Bottom Line: Both of protein and solid-state nanopores have been extensively investigated for a series of issues, from detection of ionic current blockage to field-effect-transistor (FET) sensors.A newly released protein nanopore sequencer has shown encouraging potential that nanopore sequencing will ultimately fulfill the gold standards.In this review, we address advances, challenges, and possible solutions of nanopore sequencing according to these standards.

View Article: PubMed Central - PubMed

Affiliation: Department of Plant Science, School of Agriculture and Biology, Shanghai Jiao Tong University Shanghai, China.

ABSTRACT
The "$1000 Genome" project has been drawing increasing attention since its launch a decade ago. Nanopore sequencing, the third-generation, is believed to be one of the most promising sequencing technologies to reach four gold standards set for the "$1000 Genome" while the second-generation sequencing technologies are bringing about a revolution in life sciences, particularly in genome sequencing-based personalized medicine. Both of protein and solid-state nanopores have been extensively investigated for a series of issues, from detection of ionic current blockage to field-effect-transistor (FET) sensors. A newly released protein nanopore sequencer has shown encouraging potential that nanopore sequencing will ultimately fulfill the gold standards.

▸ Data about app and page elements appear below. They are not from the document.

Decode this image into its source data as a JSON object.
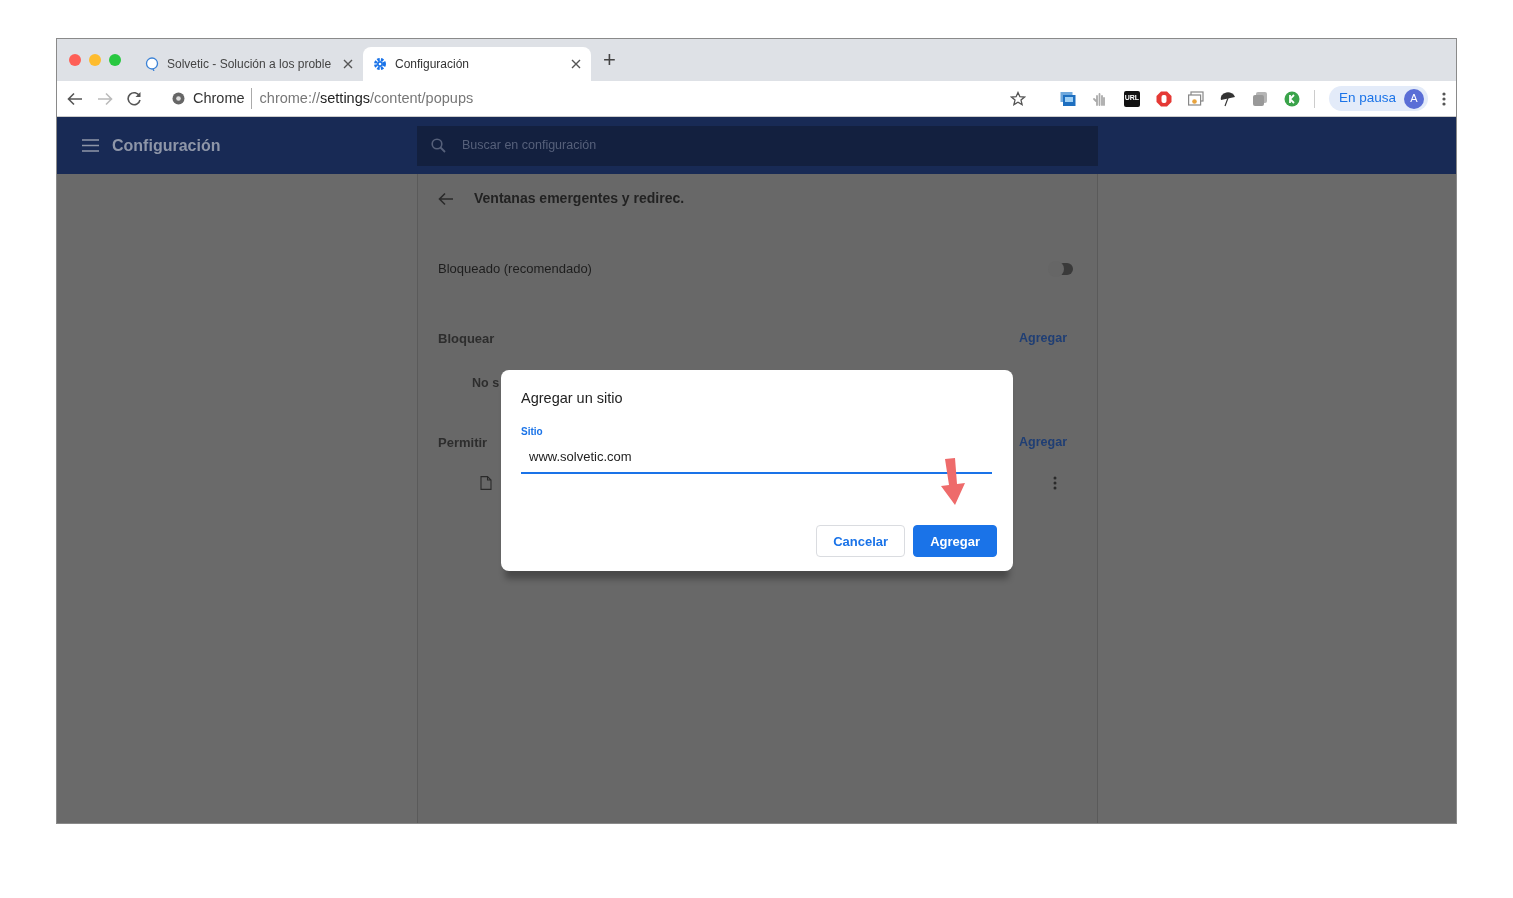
{
  "tabs": [
    {
      "title": "Solvetic - Solución a los proble",
      "kind": "bubble",
      "selected": false
    },
    {
      "title": "Configuración",
      "kind": "gear",
      "selected": true
    }
  ],
  "new_tab": "+",
  "toolbar": {
    "site_label": "Chrome",
    "url_scheme": "chrome://",
    "url_host": "settings",
    "url_path": "/content/popups",
    "bookmarked": false,
    "extensions": [
      {
        "kind": "image"
      },
      {
        "kind": "hand"
      },
      {
        "kind": "badge",
        "label": "URL"
      },
      {
        "kind": "stop"
      },
      {
        "kind": "windows"
      },
      {
        "kind": "umbrella"
      },
      {
        "kind": "copy"
      },
      {
        "kind": "k"
      }
    ],
    "profile": {
      "label": "En pausa",
      "initial": "A"
    }
  },
  "settings_header": {
    "title": "Configuración",
    "search_placeholder": "Buscar en configuración"
  },
  "page": {
    "title": "Ventanas emergentes y redirec.",
    "toggle": {
      "label": "Bloqueado (recomendado)",
      "on": false
    },
    "sections": [
      {
        "heading": "Bloquear",
        "action": "Agregar",
        "note": "No s"
      },
      {
        "heading": "Permitir",
        "action": "Agregar",
        "has_entry": true
      }
    ]
  },
  "dialog": {
    "title": "Agregar un sitio",
    "field_label": "Sitio",
    "value": "www.solvetic.com",
    "buttons": [
      {
        "label": "Cancelar",
        "kind": "secondary"
      },
      {
        "label": "Agregar",
        "kind": "primary"
      }
    ]
  }
}
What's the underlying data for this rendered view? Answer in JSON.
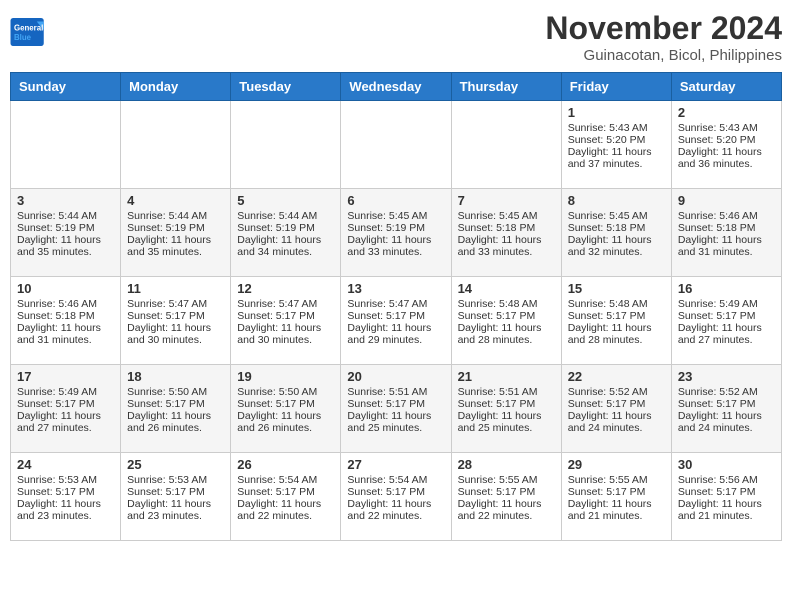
{
  "logo": {
    "line1": "General",
    "line2": "Blue"
  },
  "title": "November 2024",
  "subtitle": "Guinacotan, Bicol, Philippines",
  "weekdays": [
    "Sunday",
    "Monday",
    "Tuesday",
    "Wednesday",
    "Thursday",
    "Friday",
    "Saturday"
  ],
  "weeks": [
    [
      {
        "day": "",
        "info": ""
      },
      {
        "day": "",
        "info": ""
      },
      {
        "day": "",
        "info": ""
      },
      {
        "day": "",
        "info": ""
      },
      {
        "day": "",
        "info": ""
      },
      {
        "day": "1",
        "info": "Sunrise: 5:43 AM\nSunset: 5:20 PM\nDaylight: 11 hours and 37 minutes."
      },
      {
        "day": "2",
        "info": "Sunrise: 5:43 AM\nSunset: 5:20 PM\nDaylight: 11 hours and 36 minutes."
      }
    ],
    [
      {
        "day": "3",
        "info": "Sunrise: 5:44 AM\nSunset: 5:19 PM\nDaylight: 11 hours and 35 minutes."
      },
      {
        "day": "4",
        "info": "Sunrise: 5:44 AM\nSunset: 5:19 PM\nDaylight: 11 hours and 35 minutes."
      },
      {
        "day": "5",
        "info": "Sunrise: 5:44 AM\nSunset: 5:19 PM\nDaylight: 11 hours and 34 minutes."
      },
      {
        "day": "6",
        "info": "Sunrise: 5:45 AM\nSunset: 5:19 PM\nDaylight: 11 hours and 33 minutes."
      },
      {
        "day": "7",
        "info": "Sunrise: 5:45 AM\nSunset: 5:18 PM\nDaylight: 11 hours and 33 minutes."
      },
      {
        "day": "8",
        "info": "Sunrise: 5:45 AM\nSunset: 5:18 PM\nDaylight: 11 hours and 32 minutes."
      },
      {
        "day": "9",
        "info": "Sunrise: 5:46 AM\nSunset: 5:18 PM\nDaylight: 11 hours and 31 minutes."
      }
    ],
    [
      {
        "day": "10",
        "info": "Sunrise: 5:46 AM\nSunset: 5:18 PM\nDaylight: 11 hours and 31 minutes."
      },
      {
        "day": "11",
        "info": "Sunrise: 5:47 AM\nSunset: 5:17 PM\nDaylight: 11 hours and 30 minutes."
      },
      {
        "day": "12",
        "info": "Sunrise: 5:47 AM\nSunset: 5:17 PM\nDaylight: 11 hours and 30 minutes."
      },
      {
        "day": "13",
        "info": "Sunrise: 5:47 AM\nSunset: 5:17 PM\nDaylight: 11 hours and 29 minutes."
      },
      {
        "day": "14",
        "info": "Sunrise: 5:48 AM\nSunset: 5:17 PM\nDaylight: 11 hours and 28 minutes."
      },
      {
        "day": "15",
        "info": "Sunrise: 5:48 AM\nSunset: 5:17 PM\nDaylight: 11 hours and 28 minutes."
      },
      {
        "day": "16",
        "info": "Sunrise: 5:49 AM\nSunset: 5:17 PM\nDaylight: 11 hours and 27 minutes."
      }
    ],
    [
      {
        "day": "17",
        "info": "Sunrise: 5:49 AM\nSunset: 5:17 PM\nDaylight: 11 hours and 27 minutes."
      },
      {
        "day": "18",
        "info": "Sunrise: 5:50 AM\nSunset: 5:17 PM\nDaylight: 11 hours and 26 minutes."
      },
      {
        "day": "19",
        "info": "Sunrise: 5:50 AM\nSunset: 5:17 PM\nDaylight: 11 hours and 26 minutes."
      },
      {
        "day": "20",
        "info": "Sunrise: 5:51 AM\nSunset: 5:17 PM\nDaylight: 11 hours and 25 minutes."
      },
      {
        "day": "21",
        "info": "Sunrise: 5:51 AM\nSunset: 5:17 PM\nDaylight: 11 hours and 25 minutes."
      },
      {
        "day": "22",
        "info": "Sunrise: 5:52 AM\nSunset: 5:17 PM\nDaylight: 11 hours and 24 minutes."
      },
      {
        "day": "23",
        "info": "Sunrise: 5:52 AM\nSunset: 5:17 PM\nDaylight: 11 hours and 24 minutes."
      }
    ],
    [
      {
        "day": "24",
        "info": "Sunrise: 5:53 AM\nSunset: 5:17 PM\nDaylight: 11 hours and 23 minutes."
      },
      {
        "day": "25",
        "info": "Sunrise: 5:53 AM\nSunset: 5:17 PM\nDaylight: 11 hours and 23 minutes."
      },
      {
        "day": "26",
        "info": "Sunrise: 5:54 AM\nSunset: 5:17 PM\nDaylight: 11 hours and 22 minutes."
      },
      {
        "day": "27",
        "info": "Sunrise: 5:54 AM\nSunset: 5:17 PM\nDaylight: 11 hours and 22 minutes."
      },
      {
        "day": "28",
        "info": "Sunrise: 5:55 AM\nSunset: 5:17 PM\nDaylight: 11 hours and 22 minutes."
      },
      {
        "day": "29",
        "info": "Sunrise: 5:55 AM\nSunset: 5:17 PM\nDaylight: 11 hours and 21 minutes."
      },
      {
        "day": "30",
        "info": "Sunrise: 5:56 AM\nSunset: 5:17 PM\nDaylight: 11 hours and 21 minutes."
      }
    ]
  ]
}
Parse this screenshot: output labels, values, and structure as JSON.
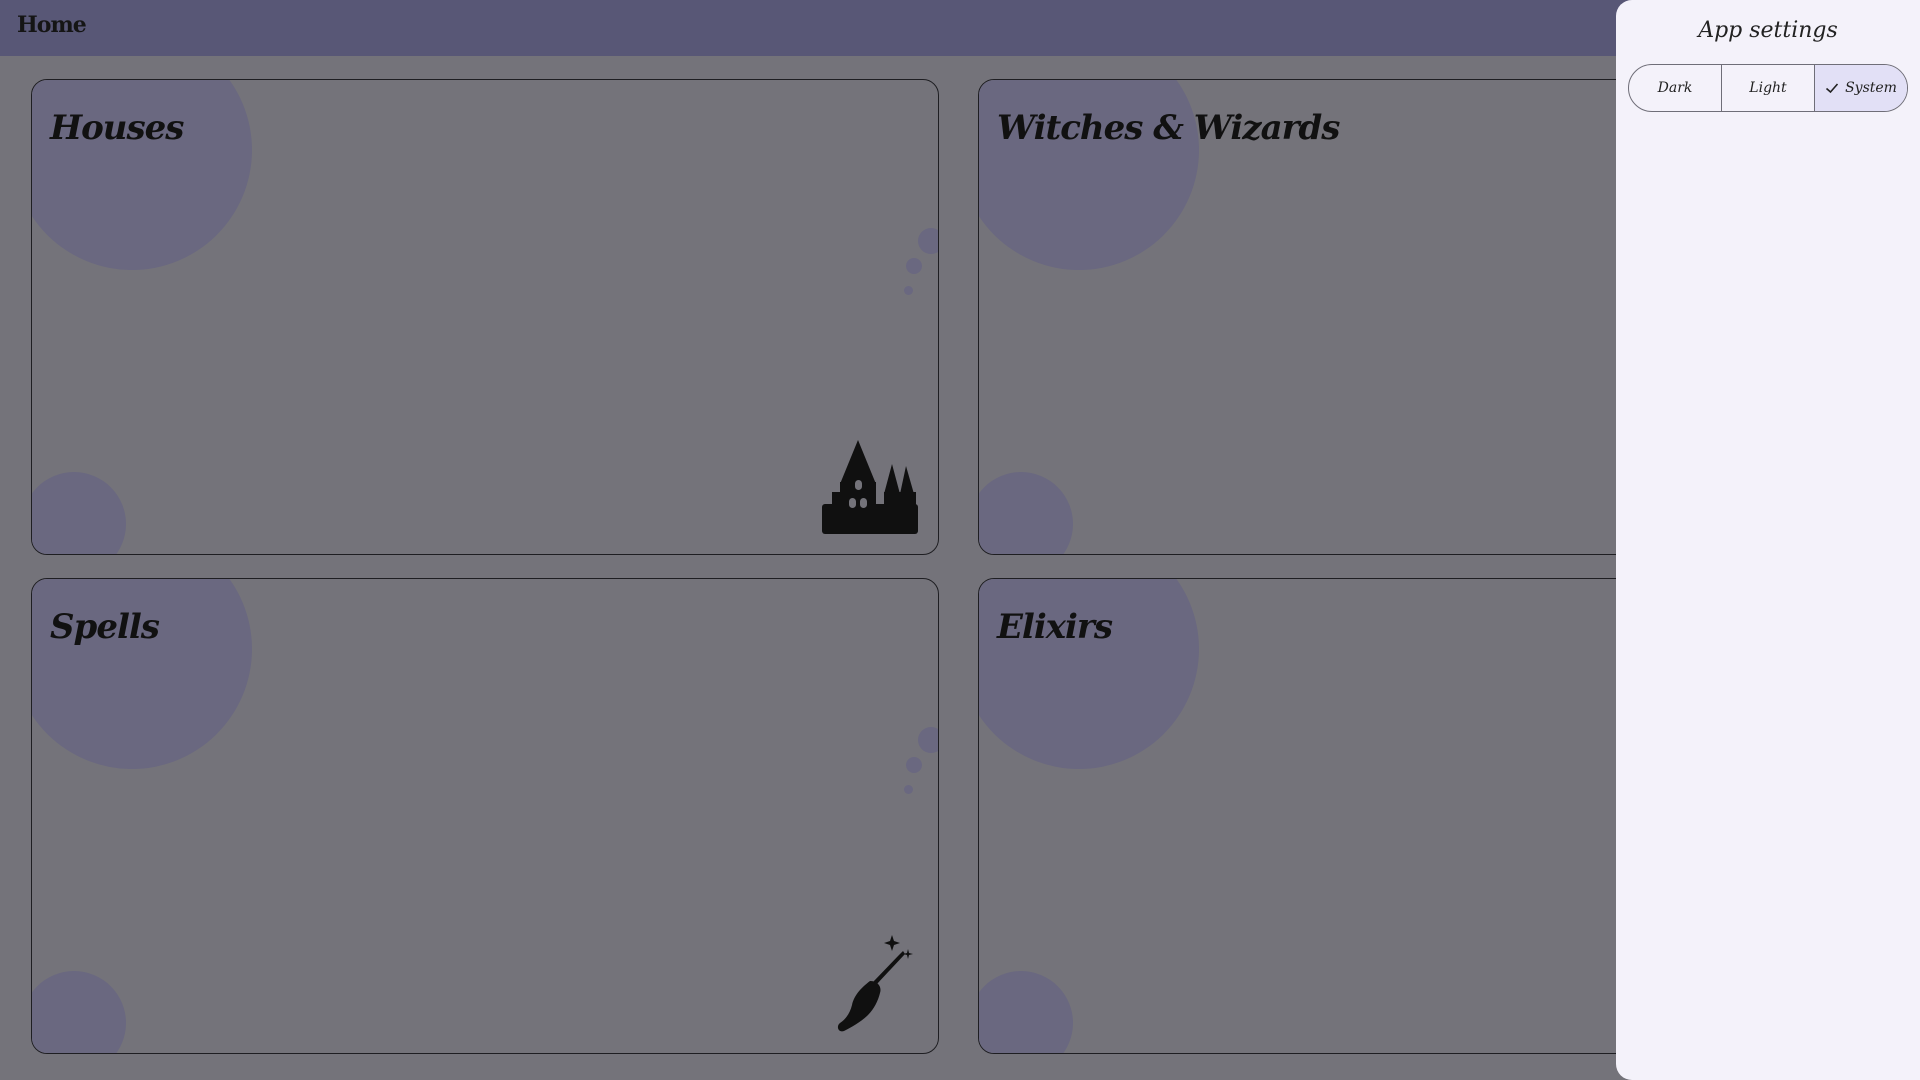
{
  "topbar": {
    "title": "Home",
    "color": "#585776"
  },
  "cards": [
    {
      "title": "Houses",
      "icon": "castle-icon"
    },
    {
      "title": "Witches & Wizards",
      "icon": ""
    },
    {
      "title": "Spells",
      "icon": "wand-icon"
    },
    {
      "title": "Elixirs",
      "icon": ""
    }
  ],
  "settings": {
    "title": "App settings",
    "theme_options": [
      "Dark",
      "Light",
      "System"
    ],
    "selected": "System"
  },
  "colors": {
    "scrim": "#74737a",
    "blob": "#6a6880",
    "panel": "#f4f2fa",
    "selected_segment": "#e2e0f6"
  }
}
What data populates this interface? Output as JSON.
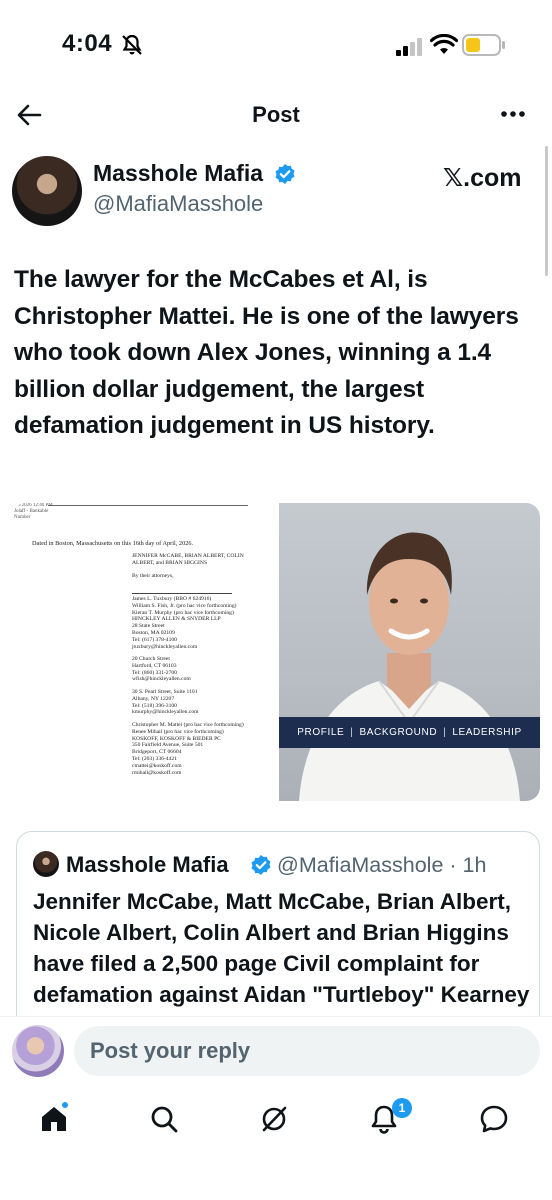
{
  "status_bar": {
    "time": "4:04"
  },
  "header": {
    "title": "Post"
  },
  "author": {
    "name": "Masshole Mafia",
    "handle": "@MafiaMasshole",
    "source": "𝕏.com"
  },
  "post": {
    "text": "The lawyer for the McCabes et Al, is Christopher Mattei. He is one of the lawyers who took down Alex Jones, winning a 1.4 billion dollar judgement, the largest defamation judgement in US history."
  },
  "media": {
    "document": {
      "header_lines": [
        "...6/2026 12:40 PM",
        "Jolaff - Bankable",
        "Number"
      ],
      "dated": "Dated in Boston, Massachusetts on this 16th day of April, 2026.",
      "plaintiffs": "JENNIFER McCABE, BRIAN ALBERT, COLIN\nALBERT, and BRIAN HIGGINS",
      "attorneys_label": "By their attorneys,",
      "block1": "James L. Tuxbury (BBO # 624916)\nWilliam S. Fish, Jr. (pro hac vice forthcoming)\nKieran T. Murphy (pro hac vice forthcoming)\nHINCKLEY ALLEN & SNYDER LLP\n28 State Street\nBoston, MA 02109\nTel: (617) 378-4100\njtuxbury@hinckleyallen.com",
      "block2": "20 Church Street\nHartford, CT 06103\nTel: (860) 331-2700\nwfish@hinckleyallen.com",
      "block3": "30 S. Pearl Street, Suite 1101\nAlbany, NY 12207\nTel: (518) 396-3100\nkmurphy@hinckleyallen.com",
      "block4": "Christopher M. Mattei (pro hac vice forthcoming)\nRenee Mihail (pro hac vice forthcoming)\nKOSKOFF, KOSKOFF & BIEDER PC\n350 Fairfield Avenue, Suite 501\nBridgeport, CT 06604\nTel: (203) 336-4421\ncmattei@koskoff.com\nrmihail@koskoff.com"
    },
    "photo_banner": [
      "PROFILE",
      "BACKGROUND",
      "LEADERSHIP"
    ]
  },
  "quote": {
    "name": "Masshole Mafia",
    "handle": "@MafiaMasshole",
    "time": "· 1h",
    "text": "Jennifer McCabe,  Matt McCabe,  Brian Albert, Nicole Albert, Colin Albert and Brian Higgins have filed a 2,500 page Civil complaint for defamation against Aidan \"Turtleboy\" Kearney and Karen Read..."
  },
  "reply": {
    "placeholder": "Post your reply"
  },
  "tabs": {
    "notifications_badge": "1",
    "icons": [
      "home-icon",
      "search-icon",
      "grok-icon",
      "notifications-icon",
      "messages-icon"
    ]
  },
  "colors": {
    "accent": "#1d9bf0",
    "banner": "#1c2d4f",
    "text": "#0f1419",
    "muted": "#536471"
  }
}
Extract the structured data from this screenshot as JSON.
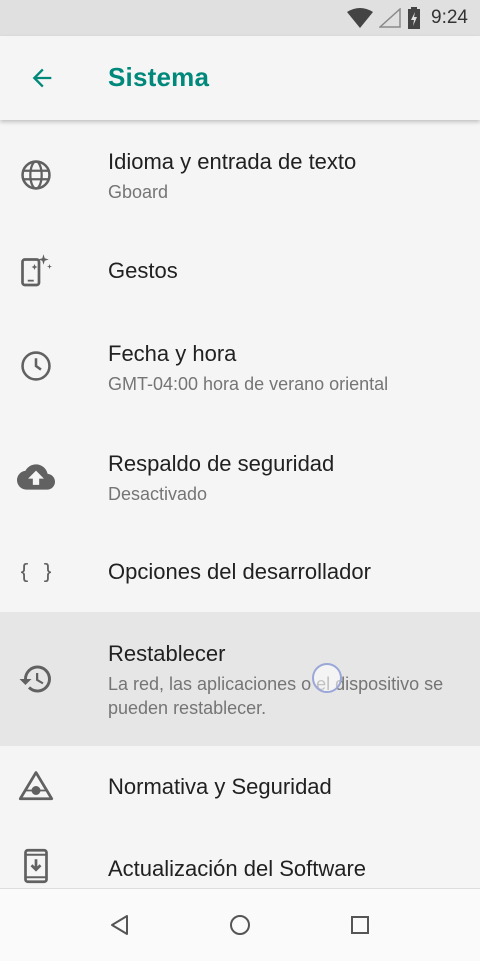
{
  "status_bar": {
    "time": "9:24",
    "icons": [
      "wifi-icon",
      "cell-signal-icon",
      "battery-icon"
    ]
  },
  "app_bar": {
    "title": "Sistema",
    "back_icon": "arrow-back-icon",
    "title_color": "#00897b"
  },
  "items": [
    {
      "title": "Idioma y entrada de texto",
      "subtitle": "Gboard",
      "icon": "globe-icon"
    },
    {
      "title": "Gestos",
      "subtitle": "",
      "icon": "gesture-phone-icon"
    },
    {
      "title": "Fecha y hora",
      "subtitle": "GMT-04:00 hora de verano oriental",
      "icon": "clock-icon"
    },
    {
      "title": "Respaldo de seguridad",
      "subtitle": "Desactivado",
      "icon": "cloud-upload-icon"
    },
    {
      "title": "Opciones del desarrollador",
      "subtitle": "",
      "icon": "braces-icon"
    },
    {
      "title": "Restablecer",
      "subtitle": "La red, las aplicaciones o el dispositivo se pueden restablecer.",
      "icon": "restore-icon",
      "highlighted": true
    },
    {
      "title": "Normativa y Seguridad",
      "subtitle": "",
      "icon": "regulatory-triangle-icon"
    },
    {
      "title": "Actualización del Software",
      "subtitle": "",
      "icon": "system-update-icon"
    }
  ],
  "nav_bar": {
    "buttons": [
      "back-triangle-icon",
      "home-circle-icon",
      "recents-square-icon"
    ]
  }
}
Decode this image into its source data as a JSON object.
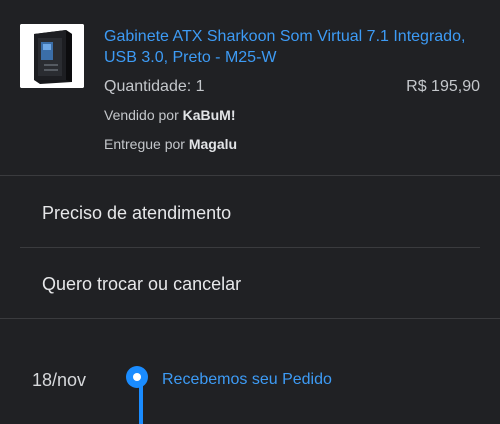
{
  "product": {
    "image_icon": "pc-case-image",
    "title": "Gabinete ATX Sharkoon Som Virtual 7.1 Integrado, USB 3.0, Preto - M25-W",
    "quantity": "Quantidade: 1",
    "price": "R$ 195,90",
    "sold_by_prefix": "Vendido por ",
    "sold_by": "KaBuM!",
    "delivered_by_prefix": "Entregue por ",
    "delivered_by": "Magalu"
  },
  "menu": {
    "items": [
      {
        "label": "Preciso de atendimento"
      },
      {
        "label": "Quero trocar ou cancelar"
      }
    ]
  },
  "timeline": {
    "events": [
      {
        "date": "18/nov",
        "label": "Recebemos seu Pedido"
      }
    ],
    "accent_color": "#1a8cff"
  }
}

In this review, we address advances, challenges, and possible solutions of nanopore sequencing according to these standards.

No MeSH data available.